Your response must be made up of each line in the data below that contains the string "selected".
### Records for this task
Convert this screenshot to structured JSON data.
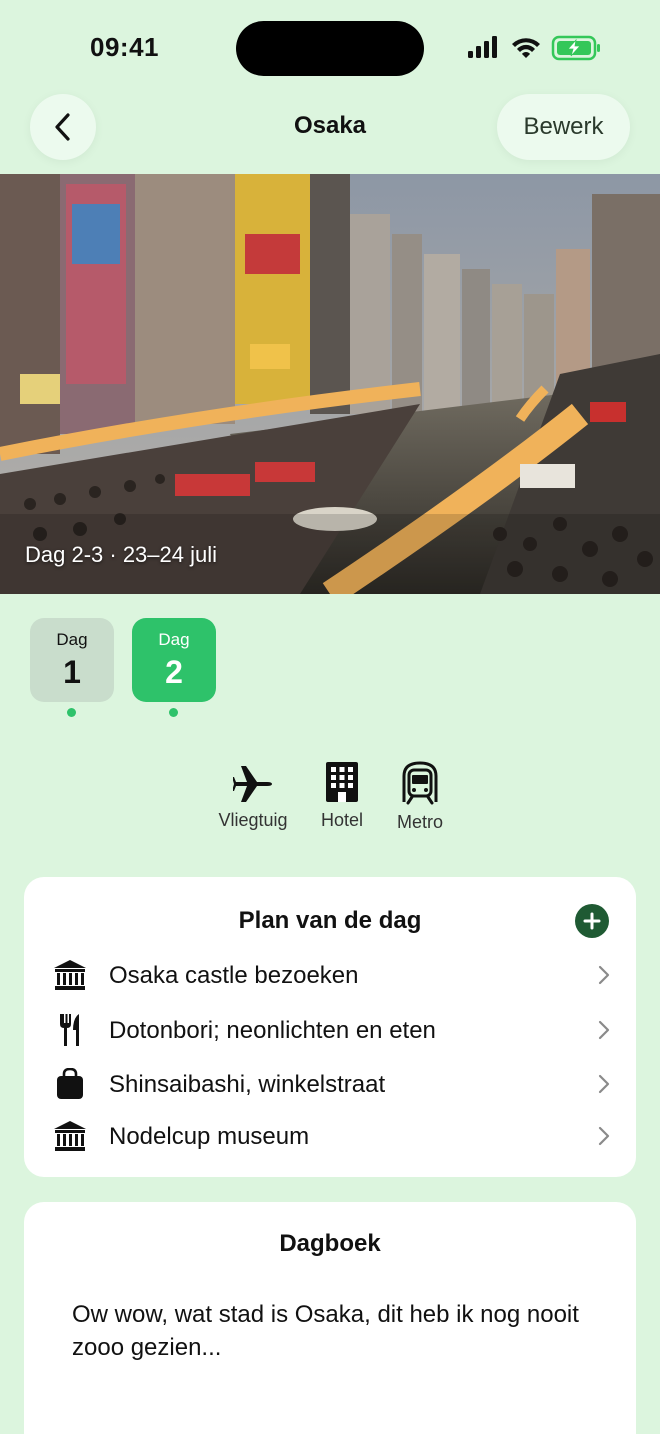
{
  "status": {
    "time": "09:41"
  },
  "nav": {
    "title": "Osaka",
    "edit_label": "Bewerk"
  },
  "hero": {
    "caption": "Dag 2-3 · 23–24 juli"
  },
  "days": [
    {
      "label": "Dag",
      "number": "1",
      "selected": false
    },
    {
      "label": "Dag",
      "number": "2",
      "selected": true
    }
  ],
  "transport": [
    {
      "label": "Vliegtuig",
      "icon": "airplane-icon"
    },
    {
      "label": "Hotel",
      "icon": "hotel-icon"
    },
    {
      "label": "Metro",
      "icon": "metro-icon"
    }
  ],
  "plan": {
    "title": "Plan van de dag",
    "items": [
      {
        "label": "Osaka castle bezoeken",
        "icon": "museum-icon"
      },
      {
        "label": "Dotonbori; neonlichten en eten",
        "icon": "fork-knife-icon"
      },
      {
        "label": "Shinsaibashi, winkelstraat",
        "icon": "shopping-bag-icon"
      },
      {
        "label": "Nodelcup museum",
        "icon": "museum-icon"
      }
    ]
  },
  "diary": {
    "title": "Dagboek",
    "text": "Ow wow, wat stad is Osaka, dit heb ik nog nooit zooo gezien..."
  },
  "colors": {
    "background": "#dcf5de",
    "accent": "#2ec26a",
    "add_button": "#1f5a33",
    "battery": "#34c759"
  }
}
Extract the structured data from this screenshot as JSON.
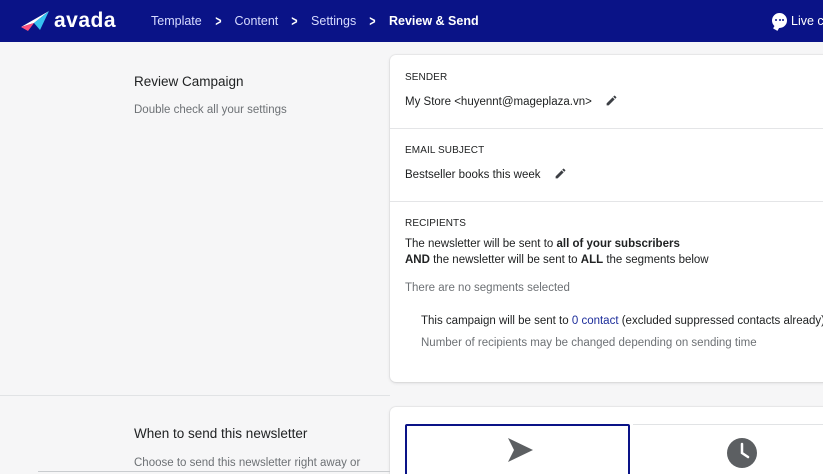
{
  "header": {
    "logo_text": "avada",
    "breadcrumbs": [
      "Template",
      "Content",
      "Settings",
      "Review & Send"
    ],
    "live_chat": "Live ch",
    "colors": {
      "bar": "#0a1387"
    }
  },
  "review": {
    "title": "Review Campaign",
    "description": "Double check all your settings",
    "sender": {
      "label": "SENDER",
      "value": "My Store <huyennt@mageplaza.vn>"
    },
    "subject": {
      "label": "EMAIL SUBJECT",
      "value": "Bestseller books this week"
    },
    "recipients": {
      "label": "RECIPIENTS",
      "line1_prefix": "The newsletter will be sent to ",
      "line1_bold": "all of your subscribers",
      "line2_bold1": "AND",
      "line2_mid": " the newsletter will be sent to ",
      "line2_bold2": "ALL",
      "line2_suffix": " the segments below",
      "no_segments": "There are no segments selected",
      "count_prefix": "This campaign will be sent to ",
      "count_link": "0 contact",
      "count_suffix": " (excluded suppressed contacts already)",
      "note": "Number of recipients may be changed depending on sending time"
    }
  },
  "send": {
    "title": "When to send this newsletter",
    "description": "Choose to send this newsletter right away or"
  },
  "icons": [
    "logo-icon",
    "chevron-right-icon",
    "chat-icon",
    "pencil-icon",
    "send-icon",
    "clock-icon"
  ]
}
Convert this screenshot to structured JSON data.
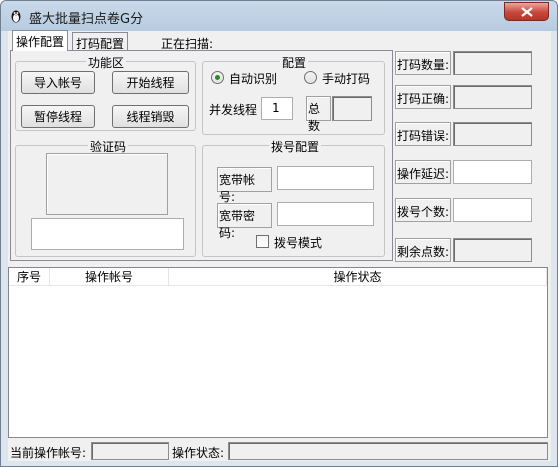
{
  "window": {
    "title": "盛大批量扫点卷G分",
    "close_glyph": "×",
    "app_icon": "penguin-icon"
  },
  "tabs": [
    {
      "label": "操作配置",
      "active": true
    },
    {
      "label": "打码配置",
      "active": false
    }
  ],
  "scan_status_label": "正在扫描:",
  "function_group": {
    "title": "功能区",
    "buttons": {
      "import_accounts": "导入帐号",
      "start_threads": "开始线程",
      "pause_threads": "暂停线程",
      "destroy_threads": "线程销毁"
    }
  },
  "config_group": {
    "title": "配置",
    "auto_recognize": "自动识别",
    "manual_captcha": "手动打码",
    "concurrency_label": "并发线程",
    "concurrency_value": "1",
    "total_label": "总数",
    "total_value": ""
  },
  "captcha_group": {
    "title": "验证码",
    "input_value": ""
  },
  "dial_group": {
    "title": "拨号配置",
    "account_label": "宽带帐号:",
    "account_value": "",
    "password_label": "宽带密码:",
    "password_value": "",
    "dial_mode_label": "拨号模式",
    "dial_mode_checked": false
  },
  "stats": [
    {
      "label": "打码数量:",
      "value": ""
    },
    {
      "label": "打码正确:",
      "value": ""
    },
    {
      "label": "打码错误:",
      "value": ""
    },
    {
      "label": "操作延迟:",
      "value": ""
    },
    {
      "label": "拨号个数:",
      "value": ""
    },
    {
      "label": "剩余点数:",
      "value": ""
    }
  ],
  "table": {
    "columns": [
      "序号",
      "操作帐号",
      "操作状态"
    ],
    "rows": []
  },
  "status_bar": {
    "current_account_label": "当前操作帐号:",
    "current_account_value": "",
    "op_status_label": "操作状态:",
    "op_status_value": ""
  }
}
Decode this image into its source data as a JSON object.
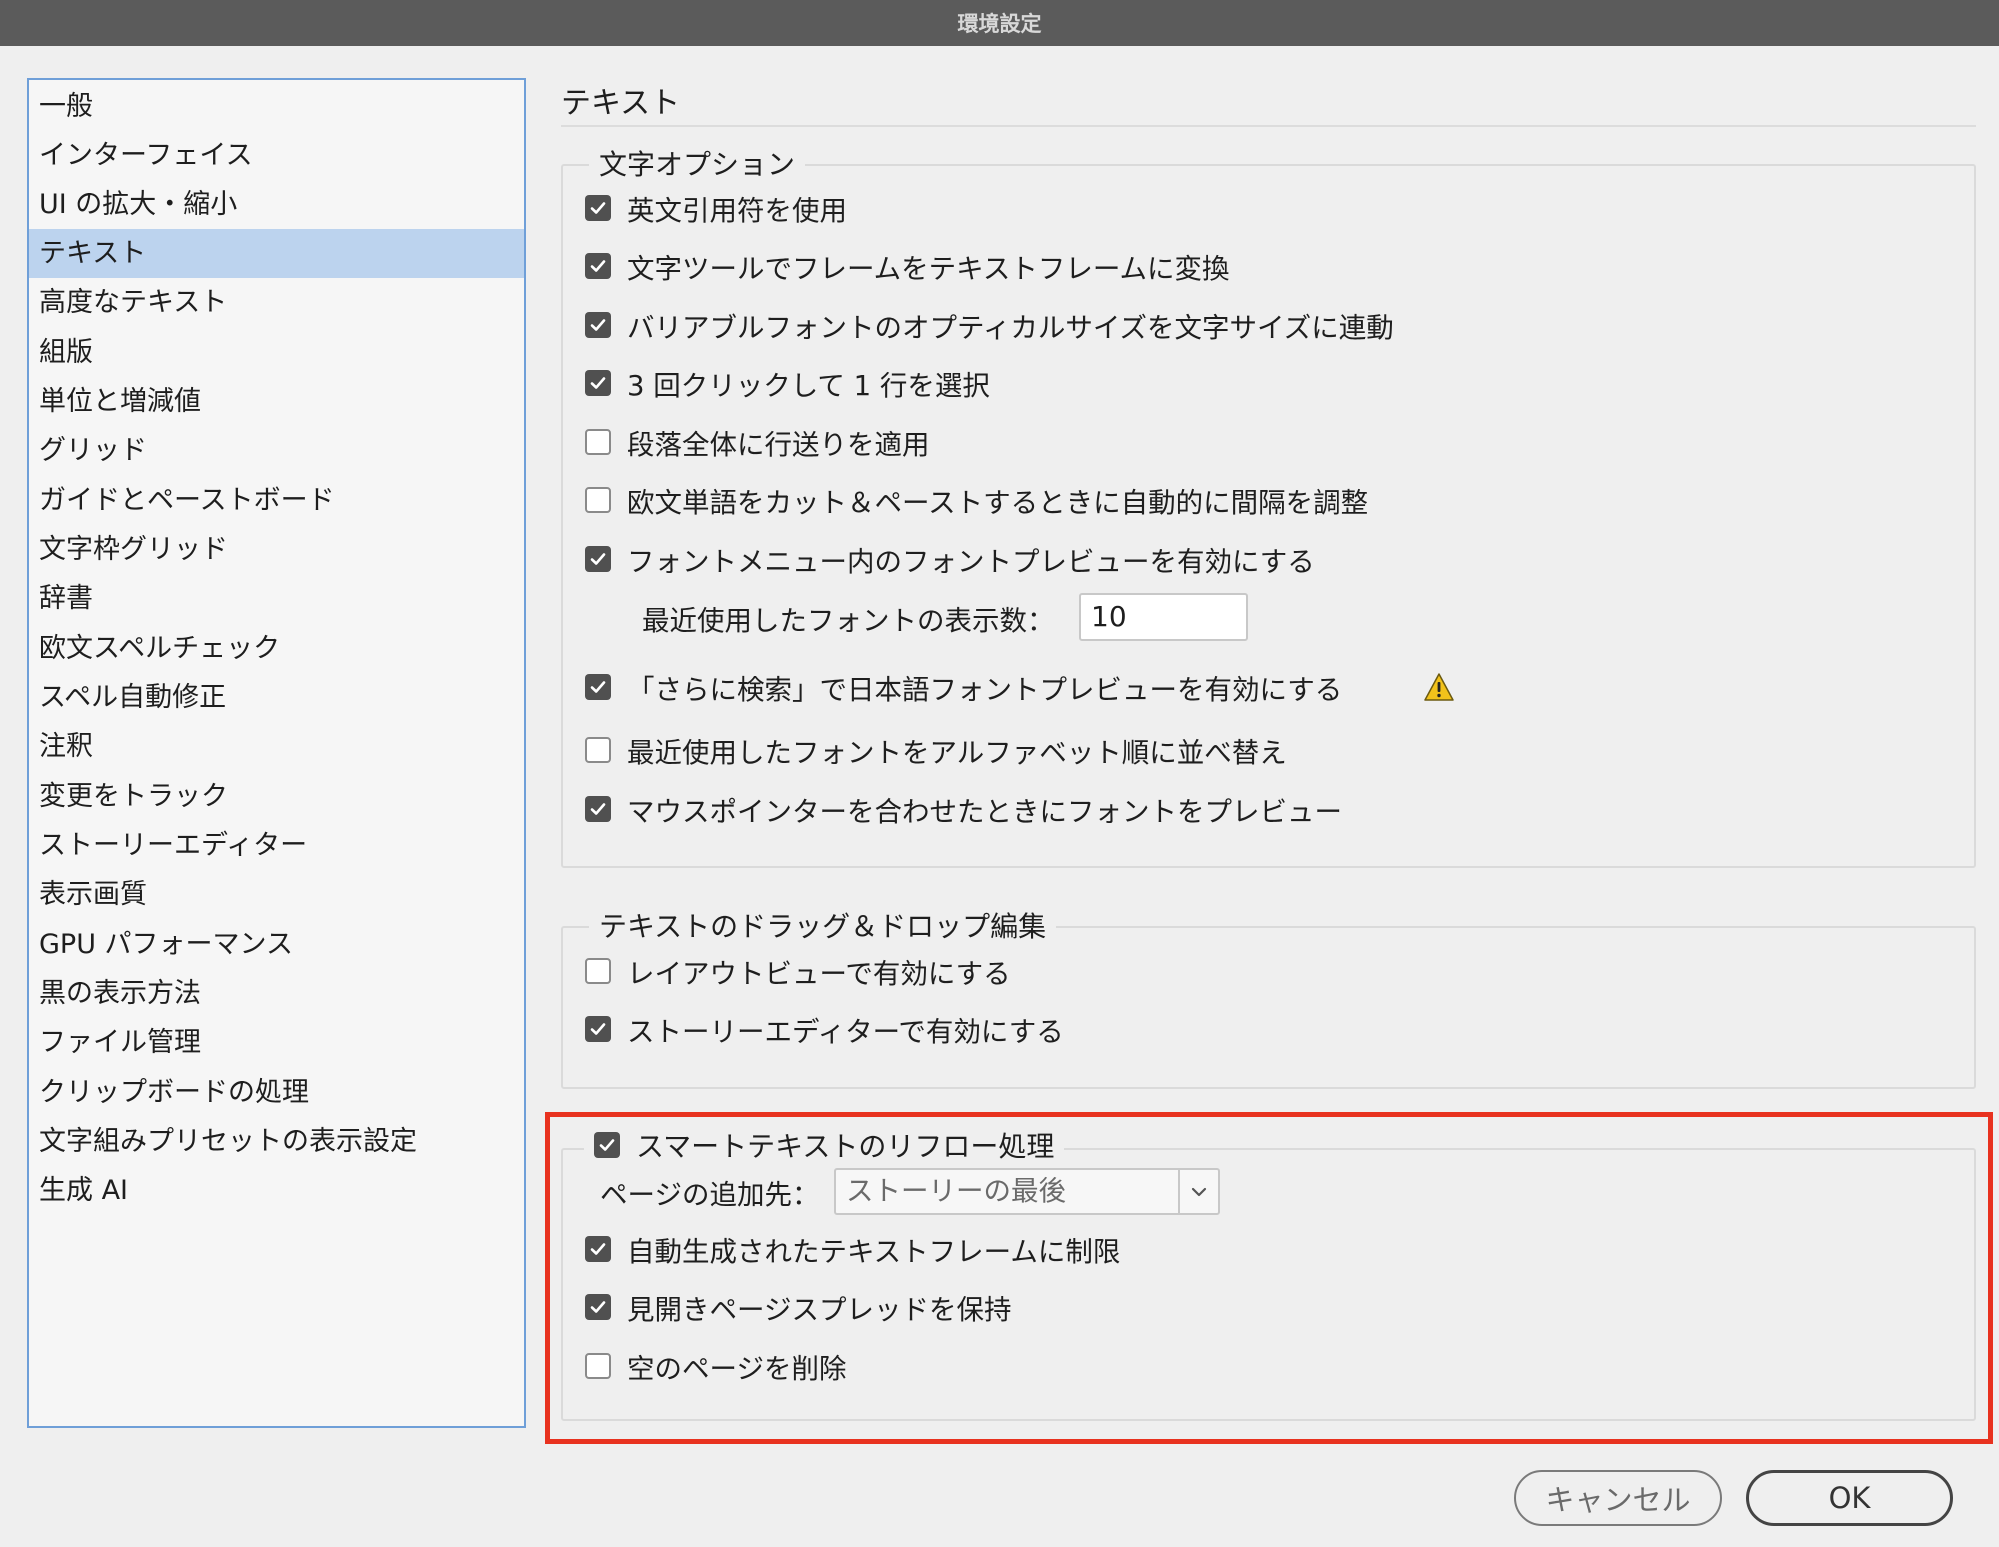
{
  "window": {
    "title": "環境設定"
  },
  "sidebar": {
    "items": [
      {
        "label": "一般"
      },
      {
        "label": "インターフェイス"
      },
      {
        "label": "UI の拡大・縮小"
      },
      {
        "label": "テキスト",
        "selected": true
      },
      {
        "label": "高度なテキスト"
      },
      {
        "label": "組版"
      },
      {
        "label": "単位と増減値"
      },
      {
        "label": "グリッド"
      },
      {
        "label": "ガイドとペーストボード"
      },
      {
        "label": "文字枠グリッド"
      },
      {
        "label": "辞書"
      },
      {
        "label": "欧文スペルチェック"
      },
      {
        "label": "スペル自動修正"
      },
      {
        "label": "注釈"
      },
      {
        "label": "変更をトラック"
      },
      {
        "label": "ストーリーエディター"
      },
      {
        "label": "表示画質"
      },
      {
        "label": "GPU パフォーマンス"
      },
      {
        "label": "黒の表示方法"
      },
      {
        "label": "ファイル管理"
      },
      {
        "label": "クリップボードの処理"
      },
      {
        "label": "文字組みプリセットの表示設定"
      },
      {
        "label": "生成 AI"
      }
    ]
  },
  "main": {
    "title": "テキスト",
    "char_options": {
      "legend": "文字オプション",
      "items": [
        {
          "label": "英文引用符を使用",
          "checked": true
        },
        {
          "label": "文字ツールでフレームをテキストフレームに変換",
          "checked": true
        },
        {
          "label": "バリアブルフォントのオプティカルサイズを文字サイズに連動",
          "checked": true
        },
        {
          "label": "3 回クリックして 1 行を選択",
          "checked": true
        },
        {
          "label": "段落全体に行送りを適用",
          "checked": false
        },
        {
          "label": "欧文単語をカット＆ペーストするときに自動的に間隔を調整",
          "checked": false
        },
        {
          "label": "フォントメニュー内のフォントプレビューを有効にする",
          "checked": true
        }
      ],
      "recent_fonts_label": "最近使用したフォントの表示数：",
      "recent_fonts_value": "10",
      "items2": [
        {
          "label": "「さらに検索」で日本語フォントプレビューを有効にする",
          "checked": true,
          "icon": "warning-icon"
        },
        {
          "label": "最近使用したフォントをアルファベット順に並べ替え",
          "checked": false
        },
        {
          "label": "マウスポインターを合わせたときにフォントをプレビュー",
          "checked": true
        }
      ]
    },
    "drag_drop": {
      "legend": "テキストのドラッグ＆ドロップ編集",
      "items": [
        {
          "label": "レイアウトビューで有効にする",
          "checked": false
        },
        {
          "label": "ストーリーエディターで有効にする",
          "checked": true
        }
      ]
    },
    "smart_reflow": {
      "label": "スマートテキストのリフロー処理",
      "checked": true,
      "add_pages_label": "ページの追加先：",
      "add_pages_value": "ストーリーの最後",
      "items": [
        {
          "label": "自動生成されたテキストフレームに制限",
          "checked": true
        },
        {
          "label": "見開きページスプレッドを保持",
          "checked": true
        },
        {
          "label": "空のページを削除",
          "checked": false
        }
      ]
    }
  },
  "footer": {
    "cancel_label": "キャンセル",
    "ok_label": "OK"
  },
  "colors": {
    "highlight": "#e8321f",
    "selection": "#bcd3ee",
    "checkbox": "#505050",
    "warning": "#f2c21b"
  }
}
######
### Reply
      "selected": false
      "selected": true
      "no_segments": "There are no segments selected",
        "selected": true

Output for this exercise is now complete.